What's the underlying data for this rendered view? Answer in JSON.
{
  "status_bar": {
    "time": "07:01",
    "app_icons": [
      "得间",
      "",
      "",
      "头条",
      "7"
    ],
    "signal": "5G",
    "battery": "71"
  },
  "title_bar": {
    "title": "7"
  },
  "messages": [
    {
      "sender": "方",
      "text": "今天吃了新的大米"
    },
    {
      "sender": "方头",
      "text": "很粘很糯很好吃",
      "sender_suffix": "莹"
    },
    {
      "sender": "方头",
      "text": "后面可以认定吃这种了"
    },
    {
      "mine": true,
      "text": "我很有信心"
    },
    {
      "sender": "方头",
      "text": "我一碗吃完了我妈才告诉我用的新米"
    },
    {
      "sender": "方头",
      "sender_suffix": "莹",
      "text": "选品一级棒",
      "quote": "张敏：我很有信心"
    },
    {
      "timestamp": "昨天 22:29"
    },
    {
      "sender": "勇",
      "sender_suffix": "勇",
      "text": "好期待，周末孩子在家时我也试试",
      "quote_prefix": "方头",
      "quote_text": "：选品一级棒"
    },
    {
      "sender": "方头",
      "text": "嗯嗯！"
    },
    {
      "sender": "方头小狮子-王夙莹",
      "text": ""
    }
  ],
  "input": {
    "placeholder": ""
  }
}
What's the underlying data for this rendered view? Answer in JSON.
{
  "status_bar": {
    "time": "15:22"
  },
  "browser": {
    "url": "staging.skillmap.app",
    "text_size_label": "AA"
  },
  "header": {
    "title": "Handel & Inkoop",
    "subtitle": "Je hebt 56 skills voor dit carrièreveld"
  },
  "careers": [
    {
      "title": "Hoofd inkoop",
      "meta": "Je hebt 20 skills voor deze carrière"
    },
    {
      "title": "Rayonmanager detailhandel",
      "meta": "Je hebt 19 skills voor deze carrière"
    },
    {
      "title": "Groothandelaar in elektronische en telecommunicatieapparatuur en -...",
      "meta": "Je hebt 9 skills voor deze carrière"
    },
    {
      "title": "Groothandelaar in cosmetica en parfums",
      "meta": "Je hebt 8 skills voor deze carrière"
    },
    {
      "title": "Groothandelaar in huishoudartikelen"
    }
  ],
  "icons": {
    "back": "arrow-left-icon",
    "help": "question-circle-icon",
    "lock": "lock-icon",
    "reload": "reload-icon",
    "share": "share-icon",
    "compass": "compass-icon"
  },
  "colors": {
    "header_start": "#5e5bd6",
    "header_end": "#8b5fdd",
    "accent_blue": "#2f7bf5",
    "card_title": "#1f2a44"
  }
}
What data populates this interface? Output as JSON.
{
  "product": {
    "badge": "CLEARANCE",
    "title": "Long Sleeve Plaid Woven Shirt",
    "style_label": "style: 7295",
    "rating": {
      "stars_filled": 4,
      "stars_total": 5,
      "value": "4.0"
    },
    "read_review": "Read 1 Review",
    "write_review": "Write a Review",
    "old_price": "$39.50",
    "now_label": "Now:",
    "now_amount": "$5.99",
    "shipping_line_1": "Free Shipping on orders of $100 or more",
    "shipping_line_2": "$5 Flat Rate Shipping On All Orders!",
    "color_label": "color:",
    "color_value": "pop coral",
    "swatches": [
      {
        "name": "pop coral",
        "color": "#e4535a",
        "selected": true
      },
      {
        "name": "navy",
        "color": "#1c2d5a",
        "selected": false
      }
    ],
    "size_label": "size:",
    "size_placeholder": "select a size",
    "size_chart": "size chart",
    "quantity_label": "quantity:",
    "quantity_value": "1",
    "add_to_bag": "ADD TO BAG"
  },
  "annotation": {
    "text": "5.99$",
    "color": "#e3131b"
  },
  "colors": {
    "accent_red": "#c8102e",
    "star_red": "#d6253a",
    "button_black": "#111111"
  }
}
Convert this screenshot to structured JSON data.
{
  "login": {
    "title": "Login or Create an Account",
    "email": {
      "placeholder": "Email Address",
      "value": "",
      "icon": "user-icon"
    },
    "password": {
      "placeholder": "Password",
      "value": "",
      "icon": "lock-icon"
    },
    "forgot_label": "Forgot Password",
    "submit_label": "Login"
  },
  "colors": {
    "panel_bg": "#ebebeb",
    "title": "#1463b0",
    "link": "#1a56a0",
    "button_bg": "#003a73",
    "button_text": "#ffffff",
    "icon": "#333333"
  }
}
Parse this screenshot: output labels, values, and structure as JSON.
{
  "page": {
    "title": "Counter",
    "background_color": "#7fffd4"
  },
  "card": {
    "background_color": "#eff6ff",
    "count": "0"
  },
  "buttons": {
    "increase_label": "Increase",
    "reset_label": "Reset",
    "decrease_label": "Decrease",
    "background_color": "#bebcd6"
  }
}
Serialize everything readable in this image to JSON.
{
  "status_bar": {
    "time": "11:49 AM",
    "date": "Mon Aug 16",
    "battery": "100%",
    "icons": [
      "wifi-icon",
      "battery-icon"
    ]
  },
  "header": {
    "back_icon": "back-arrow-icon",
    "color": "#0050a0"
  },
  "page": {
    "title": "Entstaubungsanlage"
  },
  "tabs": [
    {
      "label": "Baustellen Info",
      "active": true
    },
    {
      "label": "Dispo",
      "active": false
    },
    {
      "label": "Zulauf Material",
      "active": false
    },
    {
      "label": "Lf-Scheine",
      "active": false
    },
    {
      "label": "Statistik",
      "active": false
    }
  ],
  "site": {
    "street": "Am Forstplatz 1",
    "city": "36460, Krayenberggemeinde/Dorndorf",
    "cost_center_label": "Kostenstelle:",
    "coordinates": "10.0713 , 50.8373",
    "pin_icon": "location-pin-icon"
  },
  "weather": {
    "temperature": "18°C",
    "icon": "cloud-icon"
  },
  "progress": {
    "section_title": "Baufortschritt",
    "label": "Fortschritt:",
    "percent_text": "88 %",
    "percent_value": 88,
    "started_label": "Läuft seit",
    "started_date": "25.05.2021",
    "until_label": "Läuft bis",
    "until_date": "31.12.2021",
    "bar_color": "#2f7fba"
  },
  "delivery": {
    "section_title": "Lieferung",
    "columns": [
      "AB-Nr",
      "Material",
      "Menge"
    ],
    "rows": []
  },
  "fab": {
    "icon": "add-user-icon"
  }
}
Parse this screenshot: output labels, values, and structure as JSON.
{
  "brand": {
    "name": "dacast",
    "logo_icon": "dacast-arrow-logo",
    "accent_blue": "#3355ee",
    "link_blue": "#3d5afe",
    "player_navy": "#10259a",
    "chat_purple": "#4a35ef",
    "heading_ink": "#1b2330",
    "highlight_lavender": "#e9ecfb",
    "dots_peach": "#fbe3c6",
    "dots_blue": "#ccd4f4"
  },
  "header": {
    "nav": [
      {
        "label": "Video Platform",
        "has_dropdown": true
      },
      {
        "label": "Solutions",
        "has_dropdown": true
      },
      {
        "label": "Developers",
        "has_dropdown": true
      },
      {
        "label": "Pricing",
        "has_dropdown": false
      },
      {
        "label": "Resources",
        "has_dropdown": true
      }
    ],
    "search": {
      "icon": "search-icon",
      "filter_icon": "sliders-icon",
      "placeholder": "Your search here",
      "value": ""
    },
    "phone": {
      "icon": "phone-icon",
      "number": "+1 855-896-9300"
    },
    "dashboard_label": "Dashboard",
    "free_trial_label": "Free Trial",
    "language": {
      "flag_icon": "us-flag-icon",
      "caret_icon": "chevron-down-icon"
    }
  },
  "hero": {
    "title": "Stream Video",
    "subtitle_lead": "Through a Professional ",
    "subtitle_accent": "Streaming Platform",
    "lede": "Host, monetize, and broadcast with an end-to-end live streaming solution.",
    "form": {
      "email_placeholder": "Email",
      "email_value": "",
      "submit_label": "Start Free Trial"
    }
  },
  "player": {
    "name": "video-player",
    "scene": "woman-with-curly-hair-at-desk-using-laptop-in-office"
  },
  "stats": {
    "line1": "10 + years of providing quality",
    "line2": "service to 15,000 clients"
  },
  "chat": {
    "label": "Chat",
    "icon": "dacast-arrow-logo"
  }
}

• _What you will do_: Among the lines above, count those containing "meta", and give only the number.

• _Output of the exercise_: 4